"The leases could be cheap if there is not a lot of interest from deep-pocketed people, but even if you get it for a dollar, why would you do it if it’s going to cost you billions before you know if there is oil there?" he said.

There are other potential pitfalls for the industry: There is a ballot measure this year that could hike taxes on oil production.

Meanwhile, environmental groups have tried to make investment in ANWR as unpalatable as possible from a public relations perspective.

The largest U.S. banks, and several in Europe, have committed to not directly fund oil and gas development in the Arctic following an extended campaign by the Sierra Club and others (Climatewire, March 4).

It’s unclear what that attempt to pressure not just banks but energy companies may have on ANWR bids, said Brisson of Trustees for Alaska.

"Is any company going to risk its reputation?" she said.

Who will sue?

Critics of BLM’s decision to allow oil and gas leasing in the Arctic refuge say it has several fatal flaws that could imperil it in court.

"The law requires the agency to carefully analyze, disclose and mitigate the numerous inherent harms that opening up this amazing place to oil drilling will cause. But the agency ignored these obligations," said Kristen Monsell, a senior attorney at the Center for Biological Diversity, in an email.

For example, she said, the agency failed to take a "hard look" at how oil spills or seismic activity planned in the heart of polar bear habitat would affect the vulnerable species. The plan also did not take into account the increased stress on the animals from the project and how those stresses will negatively affect a species already at risk from rising global temperatures.

Monsell criticized BLM for making assumptions in its analysis that she said underestimate the climate effects of the project.

The federal agency could also face challenges over its pace for moving forward with drilling and for failing to work closely enough with the Fish and Wildlife Service in its decisionmaking.

"BLM ignored agency scientists again and again in this process, including calls by FWS for significant information gaps to be closed before a program is adopted," Brisson said in an email. "This is only one way that BLM rushed to adopt this program."

Additionally, the record of decision takes up the most expansive of the scenarios Interior considered in its environmental analysis by opening nearly all of the coastal plain’s acreage for drilling.

That route has already been flagged as problematic by some critics who say the administration is overstepping limitations meant to protect the refuge.

Matt Lee-Ashley, a senior fellow at the Center for American Progress, noted that the record of decision is poised to barrel past a technical 2,000-acre surface footprint limitation set up by Congress.

Similar accusations of flawed analysis were a common theme in responses to Interior’s announcement from conservationists and watchdog organizations. Autumn Hanna, vice president of Taxpayers for Common Sense, deemed the program a "fool’s errand."

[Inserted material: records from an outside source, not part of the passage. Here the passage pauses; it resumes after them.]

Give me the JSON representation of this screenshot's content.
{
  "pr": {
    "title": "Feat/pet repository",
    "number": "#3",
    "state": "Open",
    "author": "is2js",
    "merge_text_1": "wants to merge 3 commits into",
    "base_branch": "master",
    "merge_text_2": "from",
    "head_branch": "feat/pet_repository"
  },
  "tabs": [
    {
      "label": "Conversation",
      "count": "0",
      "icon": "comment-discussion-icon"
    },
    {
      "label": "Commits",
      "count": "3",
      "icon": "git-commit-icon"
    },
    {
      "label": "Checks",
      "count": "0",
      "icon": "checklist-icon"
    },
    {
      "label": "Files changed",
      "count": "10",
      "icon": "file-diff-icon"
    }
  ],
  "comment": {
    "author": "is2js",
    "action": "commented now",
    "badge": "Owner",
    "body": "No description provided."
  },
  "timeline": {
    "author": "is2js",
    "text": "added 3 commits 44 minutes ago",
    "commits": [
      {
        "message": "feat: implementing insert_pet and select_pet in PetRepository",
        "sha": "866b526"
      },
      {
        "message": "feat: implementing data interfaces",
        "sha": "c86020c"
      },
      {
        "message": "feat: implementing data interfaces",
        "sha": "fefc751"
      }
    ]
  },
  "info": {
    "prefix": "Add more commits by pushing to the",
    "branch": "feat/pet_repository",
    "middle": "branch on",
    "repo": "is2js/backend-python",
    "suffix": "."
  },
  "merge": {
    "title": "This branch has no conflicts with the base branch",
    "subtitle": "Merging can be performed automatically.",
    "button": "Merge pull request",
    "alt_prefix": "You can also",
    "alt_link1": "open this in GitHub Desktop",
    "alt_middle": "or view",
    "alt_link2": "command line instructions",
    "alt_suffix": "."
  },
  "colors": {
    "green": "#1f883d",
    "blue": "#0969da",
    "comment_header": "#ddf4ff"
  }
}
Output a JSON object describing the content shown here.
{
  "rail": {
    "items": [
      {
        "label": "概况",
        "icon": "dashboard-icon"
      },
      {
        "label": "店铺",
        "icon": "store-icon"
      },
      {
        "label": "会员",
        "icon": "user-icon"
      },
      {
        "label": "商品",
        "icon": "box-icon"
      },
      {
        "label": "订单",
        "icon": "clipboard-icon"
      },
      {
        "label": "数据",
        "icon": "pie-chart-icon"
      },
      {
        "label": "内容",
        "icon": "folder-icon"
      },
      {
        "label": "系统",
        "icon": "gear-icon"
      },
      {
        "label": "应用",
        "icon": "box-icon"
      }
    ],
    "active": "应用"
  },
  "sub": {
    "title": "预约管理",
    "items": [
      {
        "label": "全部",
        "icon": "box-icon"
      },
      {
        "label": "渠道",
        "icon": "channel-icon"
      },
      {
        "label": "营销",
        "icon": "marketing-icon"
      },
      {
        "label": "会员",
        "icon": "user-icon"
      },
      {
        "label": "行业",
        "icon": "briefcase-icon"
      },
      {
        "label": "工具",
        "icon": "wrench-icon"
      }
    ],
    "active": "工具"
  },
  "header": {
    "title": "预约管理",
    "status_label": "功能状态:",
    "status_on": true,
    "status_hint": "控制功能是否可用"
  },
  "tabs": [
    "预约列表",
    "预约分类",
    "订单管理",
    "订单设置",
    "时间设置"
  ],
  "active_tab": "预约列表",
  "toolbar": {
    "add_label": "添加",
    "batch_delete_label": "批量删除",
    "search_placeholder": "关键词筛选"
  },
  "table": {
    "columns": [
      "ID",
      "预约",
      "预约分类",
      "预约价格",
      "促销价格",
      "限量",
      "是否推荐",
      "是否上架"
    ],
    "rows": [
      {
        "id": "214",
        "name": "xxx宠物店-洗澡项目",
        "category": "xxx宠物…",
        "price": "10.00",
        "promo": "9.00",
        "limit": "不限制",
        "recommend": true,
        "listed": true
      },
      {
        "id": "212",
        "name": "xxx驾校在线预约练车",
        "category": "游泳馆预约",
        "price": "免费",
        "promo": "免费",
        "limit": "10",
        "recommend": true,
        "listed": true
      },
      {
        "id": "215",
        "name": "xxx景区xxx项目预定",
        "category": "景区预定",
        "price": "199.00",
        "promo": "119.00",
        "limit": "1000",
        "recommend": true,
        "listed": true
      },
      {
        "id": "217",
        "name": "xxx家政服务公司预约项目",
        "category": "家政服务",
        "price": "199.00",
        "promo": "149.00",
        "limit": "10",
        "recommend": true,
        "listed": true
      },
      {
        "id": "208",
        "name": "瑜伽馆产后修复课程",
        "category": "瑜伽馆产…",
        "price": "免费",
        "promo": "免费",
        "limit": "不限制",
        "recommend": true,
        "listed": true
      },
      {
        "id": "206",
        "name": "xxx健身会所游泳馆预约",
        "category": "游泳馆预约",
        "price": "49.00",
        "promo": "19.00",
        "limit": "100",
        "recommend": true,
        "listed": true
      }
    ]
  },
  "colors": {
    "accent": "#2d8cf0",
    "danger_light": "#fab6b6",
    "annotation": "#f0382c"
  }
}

The Trump administration has lost several high-profile energy battles in the courts, from industry regulations to pipeline projects, based on failures to follow process, some observers noted yesterday. It’s a weak spot that several appeared ready to exploit.

The administration’s record of decision on the oil and gas leasing plan repeats the "the same errors" that it made before losing oil pipelines like Keystone XL, which was halted due to problems with Endangered Species Act compliance, said Jessica Girard, director of the Fairbanks Climate Action Coalition, in a statement.

"The fight is not over," Bernadette Demientieff, executive director of the Gwich’in Steering Committee, said in a statement. "We have attorneys on this case, and the courts will get to hear about the corrupt and illegal ways the Trump administration has used to open the Sacred Place Where Life Begins for drilling."